> [Task to complete]:
Where a line of the data holds the word "Create", copy that line.

Element data from apps and pages:
....
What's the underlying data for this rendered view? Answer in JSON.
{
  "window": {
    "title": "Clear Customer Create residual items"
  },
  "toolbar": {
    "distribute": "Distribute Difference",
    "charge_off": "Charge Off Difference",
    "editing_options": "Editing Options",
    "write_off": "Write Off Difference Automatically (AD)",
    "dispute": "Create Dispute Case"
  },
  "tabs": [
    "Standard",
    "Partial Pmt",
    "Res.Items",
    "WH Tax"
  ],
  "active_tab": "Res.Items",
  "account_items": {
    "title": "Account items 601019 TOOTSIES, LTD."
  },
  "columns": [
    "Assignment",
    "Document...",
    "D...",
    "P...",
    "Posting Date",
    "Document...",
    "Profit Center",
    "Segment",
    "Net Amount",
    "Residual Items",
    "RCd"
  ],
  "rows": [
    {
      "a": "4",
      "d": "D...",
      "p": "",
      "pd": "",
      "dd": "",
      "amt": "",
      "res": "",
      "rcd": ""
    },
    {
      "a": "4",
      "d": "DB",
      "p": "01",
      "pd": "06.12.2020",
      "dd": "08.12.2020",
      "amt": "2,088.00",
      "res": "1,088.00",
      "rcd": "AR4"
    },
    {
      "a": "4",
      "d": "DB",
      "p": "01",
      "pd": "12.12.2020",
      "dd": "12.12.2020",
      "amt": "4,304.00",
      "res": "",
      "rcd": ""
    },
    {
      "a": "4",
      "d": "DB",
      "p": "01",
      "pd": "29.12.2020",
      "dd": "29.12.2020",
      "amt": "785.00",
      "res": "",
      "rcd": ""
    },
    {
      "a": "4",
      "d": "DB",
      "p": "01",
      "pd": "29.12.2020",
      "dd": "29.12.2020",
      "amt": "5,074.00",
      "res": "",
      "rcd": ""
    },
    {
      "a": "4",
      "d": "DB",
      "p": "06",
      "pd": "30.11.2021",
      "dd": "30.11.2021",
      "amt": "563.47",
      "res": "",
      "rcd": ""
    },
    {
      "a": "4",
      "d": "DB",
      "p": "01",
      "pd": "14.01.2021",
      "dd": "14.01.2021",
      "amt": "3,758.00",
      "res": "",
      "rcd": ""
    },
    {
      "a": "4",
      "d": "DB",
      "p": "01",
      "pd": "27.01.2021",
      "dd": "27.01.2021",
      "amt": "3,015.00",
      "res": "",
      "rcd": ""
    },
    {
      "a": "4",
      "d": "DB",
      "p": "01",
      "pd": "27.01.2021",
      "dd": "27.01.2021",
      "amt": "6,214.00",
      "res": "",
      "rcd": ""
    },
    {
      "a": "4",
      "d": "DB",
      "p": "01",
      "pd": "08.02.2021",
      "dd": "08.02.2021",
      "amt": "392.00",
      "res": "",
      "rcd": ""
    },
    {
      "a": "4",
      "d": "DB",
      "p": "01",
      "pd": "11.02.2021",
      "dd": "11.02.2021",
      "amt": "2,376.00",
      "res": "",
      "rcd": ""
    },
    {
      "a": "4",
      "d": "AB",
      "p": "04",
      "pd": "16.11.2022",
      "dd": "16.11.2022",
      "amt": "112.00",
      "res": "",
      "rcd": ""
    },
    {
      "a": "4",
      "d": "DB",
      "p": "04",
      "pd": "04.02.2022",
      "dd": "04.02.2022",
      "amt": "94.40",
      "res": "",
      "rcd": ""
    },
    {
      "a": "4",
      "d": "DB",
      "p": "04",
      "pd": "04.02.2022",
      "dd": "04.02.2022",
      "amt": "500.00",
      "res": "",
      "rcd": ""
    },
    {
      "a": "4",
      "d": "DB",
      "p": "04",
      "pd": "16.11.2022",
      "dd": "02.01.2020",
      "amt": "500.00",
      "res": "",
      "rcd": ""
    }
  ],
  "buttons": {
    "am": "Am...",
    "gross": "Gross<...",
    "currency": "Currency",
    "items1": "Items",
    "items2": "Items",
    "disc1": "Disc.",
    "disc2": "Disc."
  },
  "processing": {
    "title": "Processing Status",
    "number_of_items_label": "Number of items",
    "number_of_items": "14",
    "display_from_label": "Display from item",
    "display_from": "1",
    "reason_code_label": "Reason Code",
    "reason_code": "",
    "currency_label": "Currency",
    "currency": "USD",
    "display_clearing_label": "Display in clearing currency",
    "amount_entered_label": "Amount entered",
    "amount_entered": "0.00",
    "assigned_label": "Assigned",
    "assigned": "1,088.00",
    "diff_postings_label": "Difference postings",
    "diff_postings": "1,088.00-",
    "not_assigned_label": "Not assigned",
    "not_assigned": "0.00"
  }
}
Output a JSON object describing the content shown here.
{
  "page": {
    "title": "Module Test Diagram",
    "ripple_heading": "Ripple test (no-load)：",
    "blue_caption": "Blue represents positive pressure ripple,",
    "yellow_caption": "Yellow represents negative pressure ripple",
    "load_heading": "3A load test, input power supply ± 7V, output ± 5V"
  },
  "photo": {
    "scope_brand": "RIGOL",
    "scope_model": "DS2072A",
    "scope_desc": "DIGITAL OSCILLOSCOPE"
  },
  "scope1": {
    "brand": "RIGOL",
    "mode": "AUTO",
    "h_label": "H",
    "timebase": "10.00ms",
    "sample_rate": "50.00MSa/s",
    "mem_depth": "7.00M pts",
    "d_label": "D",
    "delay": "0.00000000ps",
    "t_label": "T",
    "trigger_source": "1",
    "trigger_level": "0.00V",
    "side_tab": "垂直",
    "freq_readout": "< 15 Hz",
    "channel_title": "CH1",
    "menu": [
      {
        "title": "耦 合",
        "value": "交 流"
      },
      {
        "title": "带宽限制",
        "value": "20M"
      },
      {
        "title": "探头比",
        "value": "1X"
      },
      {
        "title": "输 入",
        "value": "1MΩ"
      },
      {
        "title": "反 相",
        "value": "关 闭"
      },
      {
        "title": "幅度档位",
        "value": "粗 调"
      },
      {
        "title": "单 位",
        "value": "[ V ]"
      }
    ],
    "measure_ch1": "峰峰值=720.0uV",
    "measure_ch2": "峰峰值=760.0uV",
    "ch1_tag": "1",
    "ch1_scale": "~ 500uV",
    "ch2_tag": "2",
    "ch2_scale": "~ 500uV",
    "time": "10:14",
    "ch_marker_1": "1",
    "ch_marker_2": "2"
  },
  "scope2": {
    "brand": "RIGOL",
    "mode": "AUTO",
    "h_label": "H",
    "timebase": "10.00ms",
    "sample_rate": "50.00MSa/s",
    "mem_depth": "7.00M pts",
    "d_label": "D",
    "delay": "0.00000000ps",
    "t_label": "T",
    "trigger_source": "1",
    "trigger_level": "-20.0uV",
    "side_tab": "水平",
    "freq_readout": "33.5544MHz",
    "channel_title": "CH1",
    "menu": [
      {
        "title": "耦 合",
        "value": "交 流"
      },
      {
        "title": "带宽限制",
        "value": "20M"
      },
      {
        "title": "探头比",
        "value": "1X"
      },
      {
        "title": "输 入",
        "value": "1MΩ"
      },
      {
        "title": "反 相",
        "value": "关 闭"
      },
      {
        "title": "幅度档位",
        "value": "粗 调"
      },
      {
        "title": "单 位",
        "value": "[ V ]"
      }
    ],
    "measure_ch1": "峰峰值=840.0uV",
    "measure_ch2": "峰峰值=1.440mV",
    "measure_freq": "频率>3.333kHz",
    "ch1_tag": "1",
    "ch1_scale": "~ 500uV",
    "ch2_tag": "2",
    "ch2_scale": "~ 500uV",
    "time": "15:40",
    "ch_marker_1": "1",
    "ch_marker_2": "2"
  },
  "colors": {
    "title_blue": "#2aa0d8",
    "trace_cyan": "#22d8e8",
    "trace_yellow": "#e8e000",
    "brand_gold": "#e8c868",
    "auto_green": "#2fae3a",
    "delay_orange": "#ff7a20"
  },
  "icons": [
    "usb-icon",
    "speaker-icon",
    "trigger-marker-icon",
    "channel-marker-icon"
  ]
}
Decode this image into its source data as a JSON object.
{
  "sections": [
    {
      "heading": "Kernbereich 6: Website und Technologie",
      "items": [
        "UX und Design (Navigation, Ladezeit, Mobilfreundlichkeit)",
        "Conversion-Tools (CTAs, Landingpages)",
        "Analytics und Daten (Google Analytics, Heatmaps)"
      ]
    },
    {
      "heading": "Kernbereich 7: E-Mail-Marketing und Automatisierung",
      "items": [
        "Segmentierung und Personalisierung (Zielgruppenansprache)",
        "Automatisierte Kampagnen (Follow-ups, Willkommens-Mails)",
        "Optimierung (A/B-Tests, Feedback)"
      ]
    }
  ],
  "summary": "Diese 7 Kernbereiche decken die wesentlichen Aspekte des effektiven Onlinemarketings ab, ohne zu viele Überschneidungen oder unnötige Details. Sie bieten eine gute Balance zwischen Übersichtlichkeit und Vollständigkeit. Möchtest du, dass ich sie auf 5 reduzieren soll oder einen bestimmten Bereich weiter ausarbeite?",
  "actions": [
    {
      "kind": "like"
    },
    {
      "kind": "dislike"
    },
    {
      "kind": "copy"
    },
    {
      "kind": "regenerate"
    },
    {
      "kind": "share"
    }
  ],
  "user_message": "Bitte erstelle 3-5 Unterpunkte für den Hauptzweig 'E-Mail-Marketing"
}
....
> [Answer to this problem]:
    "title": "Clear Customer Create residual items"
    "dispute": "Create Dispute Case"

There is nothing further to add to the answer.